Items from an interface collection

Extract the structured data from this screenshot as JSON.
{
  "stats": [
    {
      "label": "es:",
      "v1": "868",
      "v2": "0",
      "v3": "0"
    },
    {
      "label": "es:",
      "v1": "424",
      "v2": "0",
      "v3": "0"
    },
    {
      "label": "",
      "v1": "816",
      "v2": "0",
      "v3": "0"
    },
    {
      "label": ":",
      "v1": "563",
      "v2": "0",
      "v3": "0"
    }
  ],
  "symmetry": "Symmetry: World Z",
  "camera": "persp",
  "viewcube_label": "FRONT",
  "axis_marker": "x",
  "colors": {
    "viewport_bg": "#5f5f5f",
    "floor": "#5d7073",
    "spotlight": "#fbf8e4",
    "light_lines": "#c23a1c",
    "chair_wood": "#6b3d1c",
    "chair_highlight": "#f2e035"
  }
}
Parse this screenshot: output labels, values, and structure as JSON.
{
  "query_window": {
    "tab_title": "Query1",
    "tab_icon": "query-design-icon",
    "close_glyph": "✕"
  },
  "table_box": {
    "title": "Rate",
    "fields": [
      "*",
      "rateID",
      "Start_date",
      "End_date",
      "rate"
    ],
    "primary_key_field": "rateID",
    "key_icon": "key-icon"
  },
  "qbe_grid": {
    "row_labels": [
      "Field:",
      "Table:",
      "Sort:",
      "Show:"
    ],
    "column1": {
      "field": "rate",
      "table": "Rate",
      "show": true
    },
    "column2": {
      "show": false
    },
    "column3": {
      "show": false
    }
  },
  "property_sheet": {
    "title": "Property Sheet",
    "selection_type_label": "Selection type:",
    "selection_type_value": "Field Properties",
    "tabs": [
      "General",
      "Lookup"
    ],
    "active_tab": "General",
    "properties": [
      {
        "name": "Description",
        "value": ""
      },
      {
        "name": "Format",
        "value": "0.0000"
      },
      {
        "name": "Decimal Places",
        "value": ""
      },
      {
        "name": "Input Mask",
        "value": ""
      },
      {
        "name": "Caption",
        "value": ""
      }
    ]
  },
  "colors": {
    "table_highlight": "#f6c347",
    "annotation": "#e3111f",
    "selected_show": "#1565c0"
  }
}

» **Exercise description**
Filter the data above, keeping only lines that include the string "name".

» **Solution to this task**
        "name": "Description",
        "name": "Format",
        "name": "Decimal Places",
        "name": "Input Mask",
        "name": "Caption",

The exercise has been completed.